Sixth Sunday in Ordinary Time (A)
St. Anthony, the Abbot, whose feastday we celebrate on January 17 embraced asceticism. He was known for his wisdom and a life in the ways of Christ. He gave up his life of affluence when he heard in Church that if he wanted to be perfect he had to sell all his belongings, and give them to the poor (cf. Mt 19:21), and that tomorrow would take care of itself (cf Mt 6:34). One day two Greek philosophers visited him. They wanted to learn arguments about the truth of Christianity and the value of asceticism. Greek philosophers were known for their education, while Anthony did not attend extensive schooling. Anthony told his two Greek visitors: If you think me wise, become what I am, for we ought to imitate the good. Had I gone to you, I should have imitated you, but, since you have come to me, become what I am, for I am a Christian. Anthony’s life was one of becoming like Christ, not just knowing the arguments of becoming like Christ. He proved the world wrong in its affluence, and gave his wealth to the poor. He proved the world weak in rhetoric, and imitated the life of Christ. He proved the world wrong in its love and concern for itself, and spent his live in deep reverence and respect for God, so he could love neighbor as Christ loved him (www.catholic.org).
When King David was about to die, he instructed his son, Solomon: Take courage and be a man. Keep the mandate of the LORD, your God, following his ways and observing his statutes, commands, ordinances, and decrees as they are written in the law of Moses, that you may succeed in whatever you do, wherever you turn, and the LORD may fulfill the promise he made on my behalf when he said, ‘If your sons so conduct themselves that they remain faithful to me with their whole heart and with their whole soul, you shall always have someone of your line on the throne of Israel (1Kings 2:2-4).
Success is not about affluence, power and influence. It is not about houses, cars, computers or cell phones. It is not about insurances, stocks or bank accounts. Success is all about the end. Steven Covey would say in his book “The Seven Habits of Highly Effective People”: Begin with the end in mind. He encourages people to develop characteristics and values that would bring them to what they want to achieve. As Christians, our end in life is our relationship with God in the context of our relationship with His people. Success then is the acquisition of wisdom to grow in holiness through the observance of God’s commands, for “the beginning of wisdom is the fear of the LORD, and knowledge of the Holy One is understanding” (Prov 9:10).
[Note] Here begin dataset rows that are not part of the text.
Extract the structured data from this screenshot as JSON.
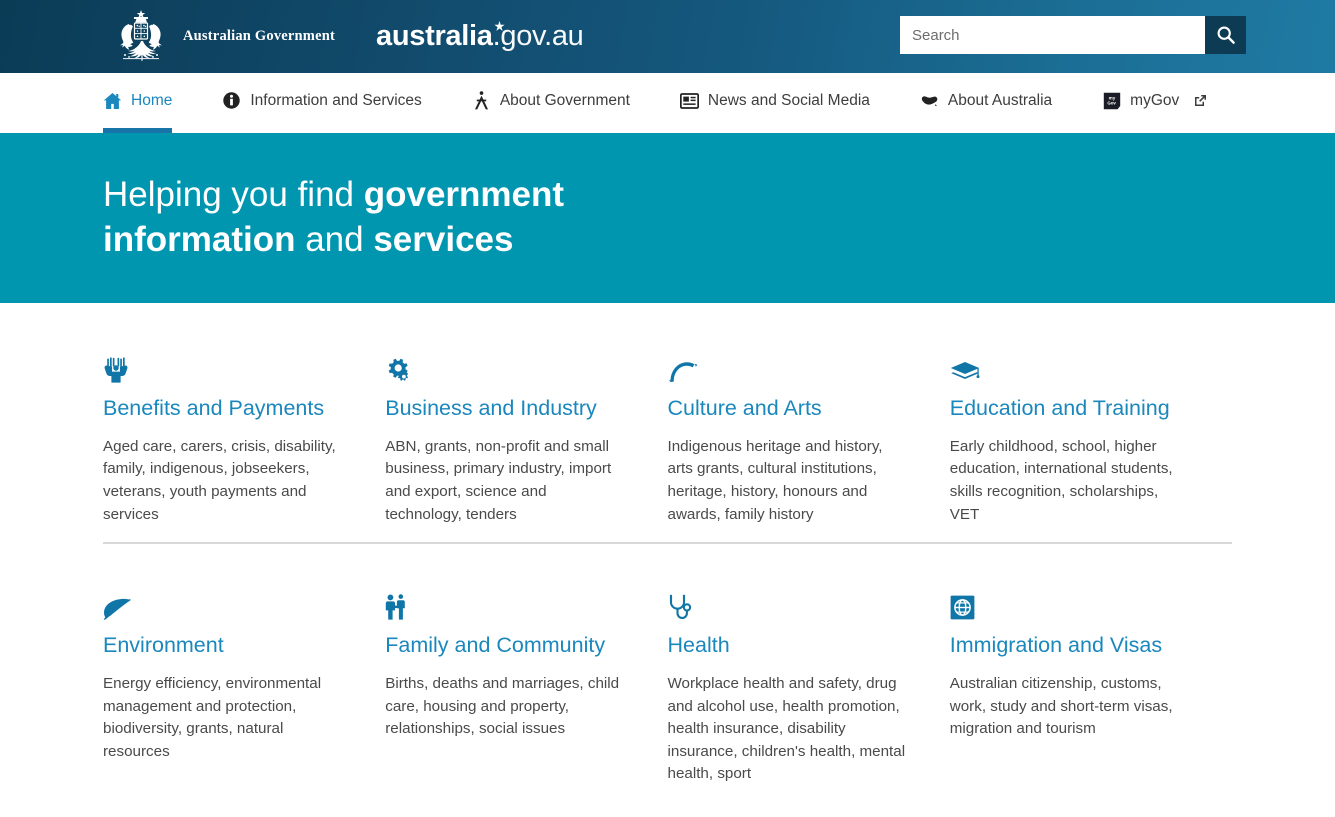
{
  "header": {
    "crest_icon": "australian-coat-of-arms",
    "government_text": "Australian Government",
    "wordmark_bold": "australia",
    "wordmark_light": ".gov.au",
    "search": {
      "placeholder": "Search",
      "value": "",
      "button_icon": "search-icon"
    },
    "colors": {
      "gradient_start": "#0b3c56",
      "gradient_end": "#1f7aa3",
      "search_button_bg": "#0d3b53"
    }
  },
  "nav": {
    "items": [
      {
        "label": "Home",
        "icon": "home-icon",
        "active": true,
        "external": false
      },
      {
        "label": "Information and Services",
        "icon": "info-circle-icon",
        "active": false,
        "external": false
      },
      {
        "label": "About Government",
        "icon": "person-icon",
        "active": false,
        "external": false
      },
      {
        "label": "News and Social Media",
        "icon": "newspaper-icon",
        "active": false,
        "external": false
      },
      {
        "label": "About Australia",
        "icon": "australia-map-icon",
        "active": false,
        "external": false
      },
      {
        "label": "myGov",
        "icon": "mygov-icon",
        "active": false,
        "external": true
      }
    ],
    "active_underline_color": "#1674a8",
    "active_text_color": "#1a87bd"
  },
  "hero": {
    "line1_light": "Helping you find ",
    "line1_bold": "government",
    "line2_bold_a": "information",
    "line2_light": " and ",
    "line2_bold_b": "services",
    "background_color": "#0096b0"
  },
  "cards": {
    "title_color": "#1a87bd",
    "row1": [
      {
        "icon": "raised-hands-icon",
        "title": "Benefits and Payments",
        "desc": "Aged care, carers, crisis, disability, family, indigenous, jobseekers, veterans, youth payments and services"
      },
      {
        "icon": "gears-icon",
        "title": "Business and Industry",
        "desc": "ABN, grants, non-profit and small business, primary industry, import and export, science and technology, tenders"
      },
      {
        "icon": "boomerang-icon",
        "title": "Culture and Arts",
        "desc": "Indigenous heritage and history, arts grants, cultural institutions, heritage, history, honours and awards, family history"
      },
      {
        "icon": "graduation-cap-icon",
        "title": "Education and Training",
        "desc": "Early childhood, school, higher education, international students, skills recognition, scholarships, VET"
      }
    ],
    "row2": [
      {
        "icon": "leaf-icon",
        "title": "Environment",
        "desc": "Energy efficiency, environmental management and protection, biodiversity, grants, natural resources"
      },
      {
        "icon": "family-icon",
        "title": "Family and Community",
        "desc": "Births, deaths and marriages, child care, housing and property, relationships, social issues"
      },
      {
        "icon": "stethoscope-icon",
        "title": "Health",
        "desc": "Workplace health and safety, drug and alcohol use, health promotion, health insurance, disability insurance, children's health, mental health, sport"
      },
      {
        "icon": "passport-globe-icon",
        "title": "Immigration and Visas",
        "desc": "Australian citizenship, customs, work, study and short-term visas, migration and tourism"
      }
    ]
  }
}
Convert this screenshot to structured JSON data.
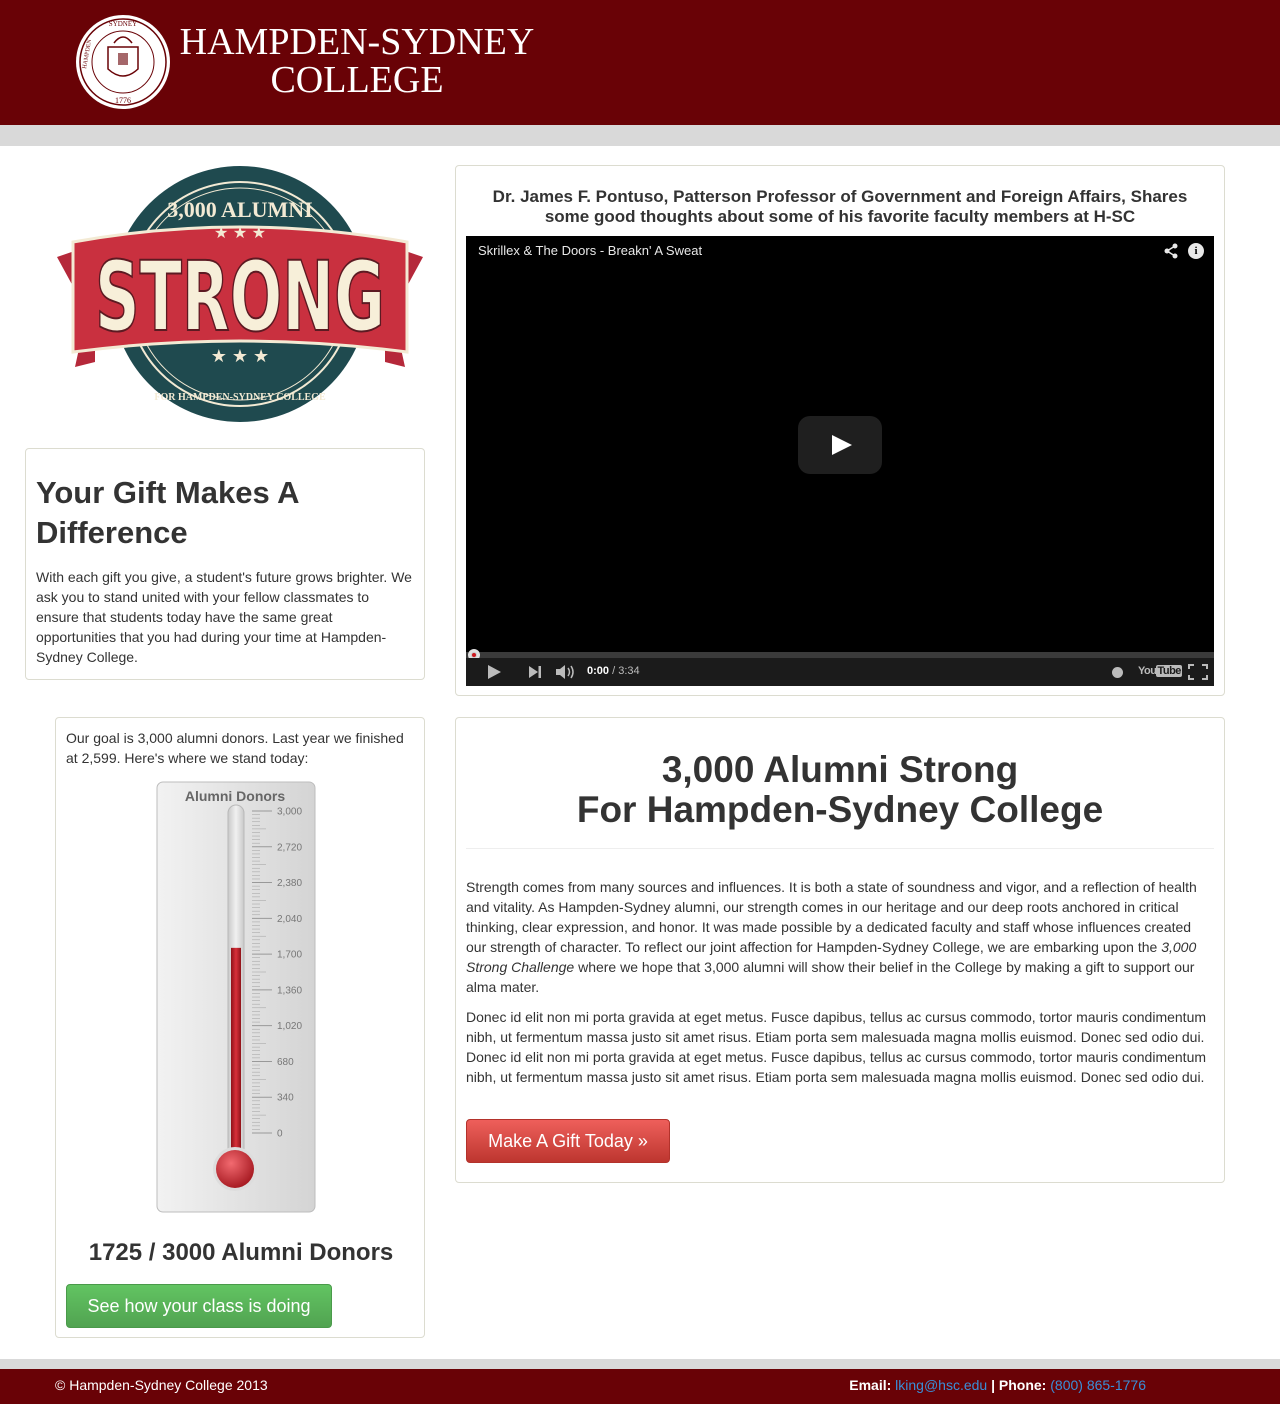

Today Jesus brings us a picture of three of the ten commandments of God: the 5th – You shall not kill; the 6th – You shall not commit adultery; and the 7th – You shall not swear falsely. But all the Commandments do not simply end in the negative statement. They have much deeper and wider scope of understanding and much more to live of its implications.
So, Jesus states them clearly for people to understand:
1. Murder does not happen for killing’s sake. It starts with anger, desire for revenge, jealousy, inordinate craving for wealth, or excessive drive for convenience. But St. Paul urges each one “to live in a manner worthy of the call you have received, with all humility and gentleness, with patience, bearing with one another through love, striving to preserve the unity of the spirit through the bond of peace” (Eph 4:1-3).
2. Adultery does not just happen. It’s a decision, for it’s for adults only. A Christian understands that marriage is in the name of the Lord. It is a privileged covenant with the Lord. The letter to the Hebrews says: “Let marriage be honored among all and the marriage bed be kept undefiled, for God will judge the immoral and adulterers” (13:4). Jesus also declares: “from the heart come evil thoughts, murder, adultery, unchastity, theft, false witness, blasphemy” (Mt 15:19).
3. False witness or swearing falsely. Words are precious. It was by His Word that God created the world. It was by His word that God created us, men and women, in His image and likeness; and yes, the Word became flesh and dwelt among us to deliver us from slavery to vices and sin. Words are our distinguishing attribute between us and other creatures.
So, convert your hearts, and your words will be full of wisdom, for “unless your righteousness surpasses that of the scribes and Pharisees, you will not enter the kingdom of heaven” (Mt 5:20). Let the Word and the Eucharist that we celebrate and receive, bring success to the work of our hands (Ps 90:17) and give glory to God. He is our wisdom, our end and our success.